On the night of his death, the Archbishop was just about to begin Vespers in the Cathedral when four Knights demanded that he accompany him to trial at Winchester. Becket refused, but the knights returned armed and cut him down as he entered the stairs to the choir. In the end, King Henry did penance for the murder as did the four knights, Becket was canonized, and the points of the law that were contradictory to canon law were removed. Saint Thomas Becket did not have the chance to forgive his assailants for they split his skull—but he did stop any of the worshipers in the cathedral from protecting him, so that as little blood would be spilled as possible.

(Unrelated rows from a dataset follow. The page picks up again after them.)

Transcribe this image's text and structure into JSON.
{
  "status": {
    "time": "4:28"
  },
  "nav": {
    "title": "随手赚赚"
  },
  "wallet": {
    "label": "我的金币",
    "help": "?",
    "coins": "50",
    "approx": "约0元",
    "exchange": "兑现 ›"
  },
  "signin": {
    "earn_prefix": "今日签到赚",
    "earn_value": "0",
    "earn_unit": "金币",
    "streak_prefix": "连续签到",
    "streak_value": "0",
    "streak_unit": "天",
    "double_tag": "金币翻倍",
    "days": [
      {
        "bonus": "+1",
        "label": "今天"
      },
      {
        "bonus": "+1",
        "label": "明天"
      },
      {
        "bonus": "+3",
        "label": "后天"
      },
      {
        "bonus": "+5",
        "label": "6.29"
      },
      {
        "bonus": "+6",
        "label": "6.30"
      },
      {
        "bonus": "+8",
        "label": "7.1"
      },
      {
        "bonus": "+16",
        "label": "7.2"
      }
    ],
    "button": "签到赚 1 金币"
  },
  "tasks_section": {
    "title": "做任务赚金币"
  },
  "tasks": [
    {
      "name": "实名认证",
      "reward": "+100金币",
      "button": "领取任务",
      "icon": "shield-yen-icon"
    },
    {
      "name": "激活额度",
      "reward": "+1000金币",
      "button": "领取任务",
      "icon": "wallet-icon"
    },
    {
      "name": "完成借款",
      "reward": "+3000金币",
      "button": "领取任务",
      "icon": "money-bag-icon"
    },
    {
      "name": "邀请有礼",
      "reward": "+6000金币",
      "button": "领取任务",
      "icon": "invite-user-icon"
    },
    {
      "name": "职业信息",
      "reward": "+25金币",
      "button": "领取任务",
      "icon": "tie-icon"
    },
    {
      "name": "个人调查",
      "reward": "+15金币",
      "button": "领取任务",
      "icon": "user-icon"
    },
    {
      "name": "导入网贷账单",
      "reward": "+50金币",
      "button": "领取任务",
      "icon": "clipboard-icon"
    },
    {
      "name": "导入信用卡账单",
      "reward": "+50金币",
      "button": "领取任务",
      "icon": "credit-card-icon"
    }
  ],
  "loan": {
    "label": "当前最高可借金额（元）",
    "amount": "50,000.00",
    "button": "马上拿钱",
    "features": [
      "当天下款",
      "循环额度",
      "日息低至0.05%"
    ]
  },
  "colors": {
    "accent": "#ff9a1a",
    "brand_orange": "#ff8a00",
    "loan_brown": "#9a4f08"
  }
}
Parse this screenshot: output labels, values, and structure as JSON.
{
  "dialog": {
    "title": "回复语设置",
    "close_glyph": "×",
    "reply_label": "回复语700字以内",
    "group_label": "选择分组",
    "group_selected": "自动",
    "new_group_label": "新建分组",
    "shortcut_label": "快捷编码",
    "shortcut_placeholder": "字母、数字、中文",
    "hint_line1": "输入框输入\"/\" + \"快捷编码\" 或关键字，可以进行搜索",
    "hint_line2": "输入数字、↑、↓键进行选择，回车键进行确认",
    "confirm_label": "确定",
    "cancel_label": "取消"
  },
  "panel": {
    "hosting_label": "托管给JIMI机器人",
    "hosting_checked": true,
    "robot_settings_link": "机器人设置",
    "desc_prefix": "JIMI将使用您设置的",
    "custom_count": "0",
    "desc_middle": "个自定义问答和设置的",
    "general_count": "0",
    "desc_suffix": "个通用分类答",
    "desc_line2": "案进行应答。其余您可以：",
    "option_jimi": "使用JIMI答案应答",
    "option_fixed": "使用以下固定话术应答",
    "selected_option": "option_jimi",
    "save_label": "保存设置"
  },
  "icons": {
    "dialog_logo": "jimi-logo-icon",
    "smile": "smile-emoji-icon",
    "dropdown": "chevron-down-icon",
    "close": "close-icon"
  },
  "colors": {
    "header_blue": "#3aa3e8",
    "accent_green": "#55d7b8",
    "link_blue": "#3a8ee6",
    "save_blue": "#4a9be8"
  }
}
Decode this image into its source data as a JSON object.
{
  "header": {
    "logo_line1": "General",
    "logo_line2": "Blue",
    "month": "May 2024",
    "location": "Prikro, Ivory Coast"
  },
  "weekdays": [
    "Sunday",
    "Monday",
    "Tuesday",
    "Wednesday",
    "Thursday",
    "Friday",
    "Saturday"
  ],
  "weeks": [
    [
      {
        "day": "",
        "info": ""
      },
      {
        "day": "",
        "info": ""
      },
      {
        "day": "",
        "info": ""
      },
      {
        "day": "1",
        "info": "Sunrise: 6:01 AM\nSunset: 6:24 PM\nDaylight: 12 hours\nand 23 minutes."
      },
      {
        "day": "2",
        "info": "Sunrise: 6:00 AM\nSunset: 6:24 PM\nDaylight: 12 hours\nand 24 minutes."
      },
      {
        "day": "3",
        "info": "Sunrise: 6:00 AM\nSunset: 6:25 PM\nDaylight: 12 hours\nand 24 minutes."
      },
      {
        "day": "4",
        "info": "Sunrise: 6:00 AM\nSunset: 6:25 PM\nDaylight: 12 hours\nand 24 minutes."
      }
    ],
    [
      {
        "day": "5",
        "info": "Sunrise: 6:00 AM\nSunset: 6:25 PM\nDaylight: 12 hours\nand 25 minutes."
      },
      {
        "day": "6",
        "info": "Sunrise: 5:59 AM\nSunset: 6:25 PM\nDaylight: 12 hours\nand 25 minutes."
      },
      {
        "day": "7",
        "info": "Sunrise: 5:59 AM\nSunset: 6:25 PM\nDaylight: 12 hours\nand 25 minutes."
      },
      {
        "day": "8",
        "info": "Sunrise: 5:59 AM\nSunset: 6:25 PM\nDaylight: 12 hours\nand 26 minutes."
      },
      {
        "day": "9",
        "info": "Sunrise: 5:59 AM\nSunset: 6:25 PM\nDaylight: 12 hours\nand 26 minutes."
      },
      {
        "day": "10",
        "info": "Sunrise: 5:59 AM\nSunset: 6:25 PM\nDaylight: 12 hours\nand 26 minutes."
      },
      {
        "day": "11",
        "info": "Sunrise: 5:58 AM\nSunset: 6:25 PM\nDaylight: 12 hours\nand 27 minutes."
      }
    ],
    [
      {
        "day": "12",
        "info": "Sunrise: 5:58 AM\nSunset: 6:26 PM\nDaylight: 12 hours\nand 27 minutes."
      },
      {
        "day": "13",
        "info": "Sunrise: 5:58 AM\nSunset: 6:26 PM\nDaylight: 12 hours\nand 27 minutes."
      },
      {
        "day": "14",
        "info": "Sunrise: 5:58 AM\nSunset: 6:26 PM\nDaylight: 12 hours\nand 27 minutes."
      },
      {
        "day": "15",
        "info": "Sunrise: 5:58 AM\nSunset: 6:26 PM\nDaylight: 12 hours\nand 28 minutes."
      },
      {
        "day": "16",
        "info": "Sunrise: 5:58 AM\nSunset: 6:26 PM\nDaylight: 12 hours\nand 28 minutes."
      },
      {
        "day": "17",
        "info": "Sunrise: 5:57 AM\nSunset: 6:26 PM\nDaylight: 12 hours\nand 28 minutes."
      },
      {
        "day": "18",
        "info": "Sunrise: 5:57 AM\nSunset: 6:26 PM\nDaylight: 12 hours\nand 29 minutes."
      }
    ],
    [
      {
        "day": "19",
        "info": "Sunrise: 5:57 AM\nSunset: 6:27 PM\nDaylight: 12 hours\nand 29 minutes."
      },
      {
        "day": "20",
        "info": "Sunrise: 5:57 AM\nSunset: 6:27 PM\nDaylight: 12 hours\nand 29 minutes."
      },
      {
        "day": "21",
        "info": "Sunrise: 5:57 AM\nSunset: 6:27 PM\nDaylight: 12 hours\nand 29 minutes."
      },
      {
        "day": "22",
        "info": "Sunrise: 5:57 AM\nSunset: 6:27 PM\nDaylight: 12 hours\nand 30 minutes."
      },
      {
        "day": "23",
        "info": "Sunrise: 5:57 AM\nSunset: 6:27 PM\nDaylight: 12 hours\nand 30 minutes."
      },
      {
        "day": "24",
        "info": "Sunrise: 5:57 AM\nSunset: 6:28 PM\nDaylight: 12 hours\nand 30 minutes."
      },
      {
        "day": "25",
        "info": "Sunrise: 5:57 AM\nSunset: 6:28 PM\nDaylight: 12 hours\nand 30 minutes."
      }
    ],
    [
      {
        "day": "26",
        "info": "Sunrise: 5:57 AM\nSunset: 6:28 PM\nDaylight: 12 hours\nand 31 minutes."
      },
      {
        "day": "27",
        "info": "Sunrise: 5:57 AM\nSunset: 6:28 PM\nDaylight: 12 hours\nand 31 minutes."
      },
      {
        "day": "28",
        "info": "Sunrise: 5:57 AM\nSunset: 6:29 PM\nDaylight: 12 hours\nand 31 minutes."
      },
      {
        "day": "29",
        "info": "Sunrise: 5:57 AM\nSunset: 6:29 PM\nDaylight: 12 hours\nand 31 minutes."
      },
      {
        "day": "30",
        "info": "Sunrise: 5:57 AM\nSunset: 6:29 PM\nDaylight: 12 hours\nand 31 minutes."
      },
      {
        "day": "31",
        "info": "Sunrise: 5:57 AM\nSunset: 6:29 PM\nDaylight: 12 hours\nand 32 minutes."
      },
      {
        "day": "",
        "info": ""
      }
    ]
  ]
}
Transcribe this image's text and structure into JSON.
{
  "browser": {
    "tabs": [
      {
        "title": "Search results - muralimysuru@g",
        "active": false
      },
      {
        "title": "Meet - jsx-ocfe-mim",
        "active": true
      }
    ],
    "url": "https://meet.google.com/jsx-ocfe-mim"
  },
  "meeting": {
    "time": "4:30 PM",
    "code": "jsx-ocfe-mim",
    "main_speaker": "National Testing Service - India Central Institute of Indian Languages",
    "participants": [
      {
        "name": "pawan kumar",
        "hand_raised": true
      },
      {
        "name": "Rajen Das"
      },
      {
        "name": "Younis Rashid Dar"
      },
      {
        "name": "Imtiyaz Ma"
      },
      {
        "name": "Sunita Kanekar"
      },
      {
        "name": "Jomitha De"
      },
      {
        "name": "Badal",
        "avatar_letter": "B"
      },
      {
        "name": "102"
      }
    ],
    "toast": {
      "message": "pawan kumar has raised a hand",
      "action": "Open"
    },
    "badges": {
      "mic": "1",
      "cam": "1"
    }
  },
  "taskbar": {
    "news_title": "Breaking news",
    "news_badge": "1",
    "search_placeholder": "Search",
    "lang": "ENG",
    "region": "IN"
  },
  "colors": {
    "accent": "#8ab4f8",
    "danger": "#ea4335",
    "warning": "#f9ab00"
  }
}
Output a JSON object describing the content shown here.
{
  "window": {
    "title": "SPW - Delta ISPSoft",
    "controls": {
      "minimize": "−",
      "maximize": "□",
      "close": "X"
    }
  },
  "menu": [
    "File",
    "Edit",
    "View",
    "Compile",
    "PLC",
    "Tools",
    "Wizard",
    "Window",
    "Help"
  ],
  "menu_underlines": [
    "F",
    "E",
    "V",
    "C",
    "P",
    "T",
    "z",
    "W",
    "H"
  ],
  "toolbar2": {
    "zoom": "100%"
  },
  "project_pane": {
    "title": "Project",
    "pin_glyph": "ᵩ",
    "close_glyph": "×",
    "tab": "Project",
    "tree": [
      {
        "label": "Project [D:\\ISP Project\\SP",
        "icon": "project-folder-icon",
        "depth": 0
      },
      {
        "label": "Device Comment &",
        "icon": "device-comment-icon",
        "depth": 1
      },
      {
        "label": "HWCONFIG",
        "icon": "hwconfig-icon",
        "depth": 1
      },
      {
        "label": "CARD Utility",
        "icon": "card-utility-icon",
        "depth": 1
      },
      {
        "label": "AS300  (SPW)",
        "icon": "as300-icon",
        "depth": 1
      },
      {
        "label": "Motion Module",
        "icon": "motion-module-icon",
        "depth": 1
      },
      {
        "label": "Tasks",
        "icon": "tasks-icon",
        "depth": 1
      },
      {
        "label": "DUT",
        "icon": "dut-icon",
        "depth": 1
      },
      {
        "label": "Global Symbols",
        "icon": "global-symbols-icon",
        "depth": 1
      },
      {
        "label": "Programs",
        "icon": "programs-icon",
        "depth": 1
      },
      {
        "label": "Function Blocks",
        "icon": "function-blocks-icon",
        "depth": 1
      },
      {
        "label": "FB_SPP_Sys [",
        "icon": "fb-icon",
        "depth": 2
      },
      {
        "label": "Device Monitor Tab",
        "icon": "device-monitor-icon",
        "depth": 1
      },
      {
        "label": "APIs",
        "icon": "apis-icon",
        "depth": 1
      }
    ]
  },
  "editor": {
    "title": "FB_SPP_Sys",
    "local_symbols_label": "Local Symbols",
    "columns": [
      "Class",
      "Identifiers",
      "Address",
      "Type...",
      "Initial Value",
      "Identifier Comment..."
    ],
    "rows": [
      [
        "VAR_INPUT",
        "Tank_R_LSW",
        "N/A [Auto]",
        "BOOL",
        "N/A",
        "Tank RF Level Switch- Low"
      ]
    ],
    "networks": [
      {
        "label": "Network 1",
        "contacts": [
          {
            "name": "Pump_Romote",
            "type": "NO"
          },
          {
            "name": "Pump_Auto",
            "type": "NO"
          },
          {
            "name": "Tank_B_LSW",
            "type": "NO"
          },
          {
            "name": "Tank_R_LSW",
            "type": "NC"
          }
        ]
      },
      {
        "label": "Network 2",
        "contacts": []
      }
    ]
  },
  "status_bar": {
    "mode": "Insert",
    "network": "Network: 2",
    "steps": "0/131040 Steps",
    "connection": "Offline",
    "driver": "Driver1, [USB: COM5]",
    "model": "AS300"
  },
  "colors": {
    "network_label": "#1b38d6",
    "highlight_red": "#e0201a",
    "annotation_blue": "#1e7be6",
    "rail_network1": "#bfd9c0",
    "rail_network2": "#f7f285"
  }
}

Saint Stephan, the Holy Innocents, and Saint Thomas Becket—not to mention our Lord Jesus Christ—may they prepare all of us to be strong in our Faith—to profess It openly even in the face of opposition; political or religious—to stand up for the rights of the Church against those who would secularize It—to live in the state of grace in order to be prepared for innocent and unexpected martyrdom—to prepare to be lied about by those who despise the true Faith—to bless, and not to curse, those who might persecute us.